Housing rent, together with its affiliated measure called "Owner's Equivalent Rent,", comprise about 40% of US core CPI, and are rising fairly significantly, but the other components, like autos and consumer electronics, are heavily affected by statistics that adjust for quality improvements in a highly deflationary manner. Thus, even keeping the US core CPI at 2.0% is quite a challenge unless the statistical methods are altered to show that technology is not adding as much value as previously assumed. Indeed, quality adjustments, originally introduced to reduce the CPI measured inflation, pose a similar deflationary problem for the BOJ and the ECB, as well.
We long expected the ECB decision to begin sovereign QE, but we admit that it is a very aggressive move relative to its peers now, especially if the purchases are actually achieved in large size. The Eurozone has a negative overall CPI YoY rate despite a weak exchange rate, and this overall deflation will likely continue in the 1HCY15, but its core CPI will likely hover at 1.0% YoY through then.
The ECB probably considers the core CPI to be too low, but it is only moderately below the US level and there are severe questions about how well Eurozone housing rents are measured. Regardless, it is joining the "G-3 club" with full sovereign QE, and certainly wants to take the opportunity of this deflationary period to add this QE arrow to its permanent quiver. However, it needs to reconsider moving towards the Fed and the BOJ regarding increasingly looking at core CPI, as several of its leading members have suggested for the past few months.
The likely truth is that 2.0% CPI targets, either for core or overall CPI, are not a logical goal for G-3 central banks as long as quality adjustments (and other statistical methods) deflate many of its components. Now that oil prices have declined, if a central bank targets its overall CPI at 2.0% for 2015, it would likely be labeled as being overly aggressive and perhaps attempting to unfairly weaken its currency. This is especially true if that country already runs trade and current account surpluses, as the Eurozone does.

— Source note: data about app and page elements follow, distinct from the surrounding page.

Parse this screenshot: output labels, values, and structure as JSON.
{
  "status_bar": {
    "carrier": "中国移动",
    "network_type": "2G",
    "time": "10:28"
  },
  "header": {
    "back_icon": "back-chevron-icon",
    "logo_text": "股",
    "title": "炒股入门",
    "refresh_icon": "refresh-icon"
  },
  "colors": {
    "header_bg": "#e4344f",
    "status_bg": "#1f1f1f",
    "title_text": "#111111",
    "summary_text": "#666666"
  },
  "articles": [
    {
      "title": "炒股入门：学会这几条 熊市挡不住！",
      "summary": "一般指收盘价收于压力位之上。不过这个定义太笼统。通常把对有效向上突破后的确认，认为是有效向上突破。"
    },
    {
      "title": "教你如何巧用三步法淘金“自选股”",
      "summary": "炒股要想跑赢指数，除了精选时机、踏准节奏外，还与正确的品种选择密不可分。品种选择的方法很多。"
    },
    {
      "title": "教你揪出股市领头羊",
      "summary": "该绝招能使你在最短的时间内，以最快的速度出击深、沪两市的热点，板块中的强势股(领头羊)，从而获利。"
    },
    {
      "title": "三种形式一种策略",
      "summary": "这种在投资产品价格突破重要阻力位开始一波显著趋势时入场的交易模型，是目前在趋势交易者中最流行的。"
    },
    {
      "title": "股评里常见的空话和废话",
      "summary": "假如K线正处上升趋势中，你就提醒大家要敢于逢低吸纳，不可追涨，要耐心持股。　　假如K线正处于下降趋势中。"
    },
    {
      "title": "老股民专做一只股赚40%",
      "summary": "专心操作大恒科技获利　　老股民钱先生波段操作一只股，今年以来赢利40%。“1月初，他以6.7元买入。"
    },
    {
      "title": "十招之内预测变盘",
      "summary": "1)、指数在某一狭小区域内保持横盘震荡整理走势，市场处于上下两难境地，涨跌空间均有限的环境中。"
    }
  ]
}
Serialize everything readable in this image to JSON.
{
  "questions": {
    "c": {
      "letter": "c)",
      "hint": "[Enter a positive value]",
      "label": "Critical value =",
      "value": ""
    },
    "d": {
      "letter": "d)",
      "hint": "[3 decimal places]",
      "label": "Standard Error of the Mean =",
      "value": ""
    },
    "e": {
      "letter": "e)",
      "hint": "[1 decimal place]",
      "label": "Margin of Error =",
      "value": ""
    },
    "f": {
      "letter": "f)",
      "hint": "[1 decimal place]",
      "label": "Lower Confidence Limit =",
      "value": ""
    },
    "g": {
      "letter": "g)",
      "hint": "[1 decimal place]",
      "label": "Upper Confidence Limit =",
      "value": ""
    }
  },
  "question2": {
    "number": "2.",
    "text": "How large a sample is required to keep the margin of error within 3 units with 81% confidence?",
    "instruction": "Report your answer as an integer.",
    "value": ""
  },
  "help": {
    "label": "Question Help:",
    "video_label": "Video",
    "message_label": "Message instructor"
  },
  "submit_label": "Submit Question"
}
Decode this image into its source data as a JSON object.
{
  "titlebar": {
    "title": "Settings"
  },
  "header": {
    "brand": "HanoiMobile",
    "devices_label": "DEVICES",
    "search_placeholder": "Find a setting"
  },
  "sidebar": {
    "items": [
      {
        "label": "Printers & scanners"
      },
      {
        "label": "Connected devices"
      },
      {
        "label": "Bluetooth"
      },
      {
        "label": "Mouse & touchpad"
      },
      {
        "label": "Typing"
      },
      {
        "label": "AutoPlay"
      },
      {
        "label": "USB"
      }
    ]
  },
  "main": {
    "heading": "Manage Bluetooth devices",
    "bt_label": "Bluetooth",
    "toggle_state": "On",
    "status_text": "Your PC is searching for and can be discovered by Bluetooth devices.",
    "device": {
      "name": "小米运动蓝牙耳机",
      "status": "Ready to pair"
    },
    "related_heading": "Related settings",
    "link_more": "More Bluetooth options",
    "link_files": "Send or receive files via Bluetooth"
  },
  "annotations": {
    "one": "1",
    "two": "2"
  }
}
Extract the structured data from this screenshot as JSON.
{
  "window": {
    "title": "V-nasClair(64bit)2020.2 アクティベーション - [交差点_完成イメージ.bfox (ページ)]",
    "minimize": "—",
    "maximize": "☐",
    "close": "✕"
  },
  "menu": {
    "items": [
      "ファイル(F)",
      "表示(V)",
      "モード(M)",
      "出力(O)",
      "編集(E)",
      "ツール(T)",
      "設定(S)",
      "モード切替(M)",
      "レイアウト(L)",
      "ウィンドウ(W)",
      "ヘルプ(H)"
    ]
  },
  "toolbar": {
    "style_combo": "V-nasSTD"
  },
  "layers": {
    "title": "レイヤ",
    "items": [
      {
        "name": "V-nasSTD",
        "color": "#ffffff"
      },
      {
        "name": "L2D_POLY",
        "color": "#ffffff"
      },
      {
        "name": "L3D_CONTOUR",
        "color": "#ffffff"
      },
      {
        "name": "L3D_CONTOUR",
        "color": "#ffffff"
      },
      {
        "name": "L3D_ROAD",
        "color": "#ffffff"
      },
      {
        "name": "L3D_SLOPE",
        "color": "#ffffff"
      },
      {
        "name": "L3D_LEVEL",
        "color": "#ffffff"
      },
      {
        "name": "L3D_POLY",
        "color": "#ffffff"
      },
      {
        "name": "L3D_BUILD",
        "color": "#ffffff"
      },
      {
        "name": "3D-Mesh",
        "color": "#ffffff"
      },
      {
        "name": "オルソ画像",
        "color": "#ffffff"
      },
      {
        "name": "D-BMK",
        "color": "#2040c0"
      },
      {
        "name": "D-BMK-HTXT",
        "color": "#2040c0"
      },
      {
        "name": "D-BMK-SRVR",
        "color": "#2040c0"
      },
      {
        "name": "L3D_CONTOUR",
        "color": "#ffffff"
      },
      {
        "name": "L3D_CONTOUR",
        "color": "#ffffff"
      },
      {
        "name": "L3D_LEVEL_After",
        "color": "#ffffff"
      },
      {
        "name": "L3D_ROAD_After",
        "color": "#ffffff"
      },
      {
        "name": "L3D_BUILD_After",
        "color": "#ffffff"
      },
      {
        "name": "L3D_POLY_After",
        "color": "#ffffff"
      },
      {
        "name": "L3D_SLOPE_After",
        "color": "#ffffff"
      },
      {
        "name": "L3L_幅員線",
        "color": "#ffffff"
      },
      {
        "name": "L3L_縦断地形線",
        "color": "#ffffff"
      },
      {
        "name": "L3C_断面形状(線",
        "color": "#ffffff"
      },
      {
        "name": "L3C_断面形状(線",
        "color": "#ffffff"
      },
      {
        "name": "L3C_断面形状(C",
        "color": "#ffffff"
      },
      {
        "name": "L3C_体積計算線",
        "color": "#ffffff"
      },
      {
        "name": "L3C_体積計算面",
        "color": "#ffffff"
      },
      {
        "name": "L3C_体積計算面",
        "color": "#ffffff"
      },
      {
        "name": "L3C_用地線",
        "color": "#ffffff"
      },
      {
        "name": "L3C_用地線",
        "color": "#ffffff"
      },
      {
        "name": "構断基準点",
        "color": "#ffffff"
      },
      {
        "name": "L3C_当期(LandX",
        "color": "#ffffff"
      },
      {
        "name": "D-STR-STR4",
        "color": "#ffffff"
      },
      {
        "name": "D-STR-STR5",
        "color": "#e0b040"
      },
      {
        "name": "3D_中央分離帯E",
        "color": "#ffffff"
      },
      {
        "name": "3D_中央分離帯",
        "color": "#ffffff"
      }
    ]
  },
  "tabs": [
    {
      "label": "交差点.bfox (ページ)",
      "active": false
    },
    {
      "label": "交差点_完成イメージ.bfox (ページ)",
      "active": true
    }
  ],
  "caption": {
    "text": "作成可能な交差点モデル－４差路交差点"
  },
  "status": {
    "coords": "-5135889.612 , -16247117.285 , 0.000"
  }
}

In fact, it probably would be best if G-3 central banks target 1.2%-1.5% core CPI and rapidly harmonize statistical methods for measuring quality improvements and housing rents, which vary quite widely by country. Even if the resulting statistics are not perfect immediately, they should be used as an important gauge and could help prevent severe disharmony among central banks in the coming years.
None of the above means, however, that the BOJ or other central banks cannot make aggressive moves to support liquidity or increase risk-asset prices if necessary; it is just that the rationale for doing so should be increasingly separated from overall CPI targets, at least for this year, with somewhat more influence given to core CPI measures.
In the meantime, all G-3 central banks have extremely accommodative policies that should continue to generate economic growth, especially after the turbulence created in the commodities sector subsides.